--- Records to process Enclosed Below ---

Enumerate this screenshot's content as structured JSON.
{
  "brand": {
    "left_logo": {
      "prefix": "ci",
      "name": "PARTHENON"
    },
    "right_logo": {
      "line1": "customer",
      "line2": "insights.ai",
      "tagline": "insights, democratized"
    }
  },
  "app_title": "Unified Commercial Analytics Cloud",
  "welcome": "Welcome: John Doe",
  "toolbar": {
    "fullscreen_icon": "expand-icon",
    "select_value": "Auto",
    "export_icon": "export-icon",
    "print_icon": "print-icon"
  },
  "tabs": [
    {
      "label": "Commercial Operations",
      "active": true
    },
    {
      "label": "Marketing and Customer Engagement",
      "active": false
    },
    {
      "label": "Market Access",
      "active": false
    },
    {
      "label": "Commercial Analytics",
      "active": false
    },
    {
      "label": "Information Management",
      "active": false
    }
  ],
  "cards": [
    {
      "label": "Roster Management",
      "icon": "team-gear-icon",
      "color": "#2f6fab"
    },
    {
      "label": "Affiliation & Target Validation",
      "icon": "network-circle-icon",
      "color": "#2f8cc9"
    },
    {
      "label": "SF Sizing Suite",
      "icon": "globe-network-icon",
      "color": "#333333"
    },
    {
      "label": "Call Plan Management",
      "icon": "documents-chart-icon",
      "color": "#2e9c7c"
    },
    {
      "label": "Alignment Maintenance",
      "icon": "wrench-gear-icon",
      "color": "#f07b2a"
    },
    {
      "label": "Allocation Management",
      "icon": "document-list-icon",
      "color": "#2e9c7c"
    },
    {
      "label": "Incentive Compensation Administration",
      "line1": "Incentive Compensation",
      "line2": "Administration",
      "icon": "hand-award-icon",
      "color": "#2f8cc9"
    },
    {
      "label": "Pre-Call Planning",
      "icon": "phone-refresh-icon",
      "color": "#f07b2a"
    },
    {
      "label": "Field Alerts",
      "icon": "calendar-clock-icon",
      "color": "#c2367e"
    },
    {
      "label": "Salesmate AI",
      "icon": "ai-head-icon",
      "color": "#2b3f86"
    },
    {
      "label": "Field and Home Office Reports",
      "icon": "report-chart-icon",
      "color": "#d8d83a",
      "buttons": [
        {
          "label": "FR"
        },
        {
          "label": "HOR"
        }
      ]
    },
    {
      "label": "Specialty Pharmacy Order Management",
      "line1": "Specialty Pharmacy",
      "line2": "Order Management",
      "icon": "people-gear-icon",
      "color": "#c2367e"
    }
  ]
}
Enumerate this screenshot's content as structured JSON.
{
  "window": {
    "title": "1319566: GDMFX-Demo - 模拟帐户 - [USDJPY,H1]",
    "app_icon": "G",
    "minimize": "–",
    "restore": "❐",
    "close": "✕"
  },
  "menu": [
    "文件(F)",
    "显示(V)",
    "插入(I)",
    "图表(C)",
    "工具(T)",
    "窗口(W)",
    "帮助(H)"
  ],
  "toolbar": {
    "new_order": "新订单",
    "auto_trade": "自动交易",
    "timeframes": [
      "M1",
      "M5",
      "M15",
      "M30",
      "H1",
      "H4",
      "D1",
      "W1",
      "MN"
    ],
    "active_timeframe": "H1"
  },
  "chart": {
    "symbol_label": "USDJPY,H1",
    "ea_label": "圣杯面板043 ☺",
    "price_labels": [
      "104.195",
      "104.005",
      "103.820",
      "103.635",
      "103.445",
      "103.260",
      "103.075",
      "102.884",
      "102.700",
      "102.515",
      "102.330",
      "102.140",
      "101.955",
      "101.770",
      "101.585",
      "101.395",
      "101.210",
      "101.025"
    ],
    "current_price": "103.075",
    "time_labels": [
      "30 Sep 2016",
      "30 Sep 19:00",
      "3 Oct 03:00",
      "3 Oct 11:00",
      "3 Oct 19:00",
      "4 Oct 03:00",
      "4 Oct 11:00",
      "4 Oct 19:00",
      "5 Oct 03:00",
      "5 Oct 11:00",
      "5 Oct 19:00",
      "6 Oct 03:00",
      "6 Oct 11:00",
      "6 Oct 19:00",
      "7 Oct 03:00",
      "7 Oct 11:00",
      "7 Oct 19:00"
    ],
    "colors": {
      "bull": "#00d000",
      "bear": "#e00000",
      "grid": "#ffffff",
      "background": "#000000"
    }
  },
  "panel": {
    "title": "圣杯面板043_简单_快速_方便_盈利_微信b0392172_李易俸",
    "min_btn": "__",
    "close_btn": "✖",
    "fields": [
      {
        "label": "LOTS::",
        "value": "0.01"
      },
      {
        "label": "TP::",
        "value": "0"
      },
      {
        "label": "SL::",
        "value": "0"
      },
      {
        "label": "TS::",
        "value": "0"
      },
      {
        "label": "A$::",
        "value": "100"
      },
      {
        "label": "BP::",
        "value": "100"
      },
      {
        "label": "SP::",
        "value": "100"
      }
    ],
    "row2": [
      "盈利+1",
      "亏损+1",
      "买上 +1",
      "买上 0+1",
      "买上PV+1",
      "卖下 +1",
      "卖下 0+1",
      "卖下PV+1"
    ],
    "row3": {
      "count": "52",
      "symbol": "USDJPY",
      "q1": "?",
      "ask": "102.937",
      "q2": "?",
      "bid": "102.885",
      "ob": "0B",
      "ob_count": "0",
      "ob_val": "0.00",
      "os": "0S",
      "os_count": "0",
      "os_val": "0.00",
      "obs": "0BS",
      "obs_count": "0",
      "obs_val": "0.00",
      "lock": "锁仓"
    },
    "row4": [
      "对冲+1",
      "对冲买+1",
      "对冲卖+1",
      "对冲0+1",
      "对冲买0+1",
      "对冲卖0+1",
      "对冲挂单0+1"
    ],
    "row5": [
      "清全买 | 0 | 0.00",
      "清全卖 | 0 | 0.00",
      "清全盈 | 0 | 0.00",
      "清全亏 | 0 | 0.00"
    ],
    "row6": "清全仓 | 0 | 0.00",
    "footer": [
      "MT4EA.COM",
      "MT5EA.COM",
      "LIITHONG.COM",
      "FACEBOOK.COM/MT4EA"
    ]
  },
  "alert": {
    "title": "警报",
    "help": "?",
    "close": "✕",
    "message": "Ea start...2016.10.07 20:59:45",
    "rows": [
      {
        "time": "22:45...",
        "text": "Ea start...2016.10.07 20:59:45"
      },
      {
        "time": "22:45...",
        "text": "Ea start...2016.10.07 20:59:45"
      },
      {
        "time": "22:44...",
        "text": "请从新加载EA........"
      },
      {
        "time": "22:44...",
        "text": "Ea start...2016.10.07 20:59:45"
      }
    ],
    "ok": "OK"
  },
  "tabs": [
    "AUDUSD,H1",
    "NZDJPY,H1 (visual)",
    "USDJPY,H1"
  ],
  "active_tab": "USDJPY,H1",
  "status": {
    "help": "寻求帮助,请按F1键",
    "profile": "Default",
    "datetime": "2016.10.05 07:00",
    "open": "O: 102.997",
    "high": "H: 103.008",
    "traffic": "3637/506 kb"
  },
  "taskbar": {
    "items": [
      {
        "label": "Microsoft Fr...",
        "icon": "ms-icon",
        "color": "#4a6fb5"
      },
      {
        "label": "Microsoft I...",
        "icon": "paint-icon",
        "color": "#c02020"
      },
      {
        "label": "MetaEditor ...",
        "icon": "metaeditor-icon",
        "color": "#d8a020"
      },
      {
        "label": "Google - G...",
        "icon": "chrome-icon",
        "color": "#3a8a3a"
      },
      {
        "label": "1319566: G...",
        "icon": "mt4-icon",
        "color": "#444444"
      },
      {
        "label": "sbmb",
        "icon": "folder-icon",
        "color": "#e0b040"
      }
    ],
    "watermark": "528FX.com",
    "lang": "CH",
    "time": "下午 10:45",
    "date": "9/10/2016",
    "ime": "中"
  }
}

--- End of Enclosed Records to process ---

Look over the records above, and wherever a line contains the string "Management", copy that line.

# Exercise output
      "label": "Information Management",
      "label": "Roster Management",
      "label": "Call Plan Management",
      "label": "Allocation Management",
      "label": "Specialty Pharmacy Order Management",
      "line2": "Order Management",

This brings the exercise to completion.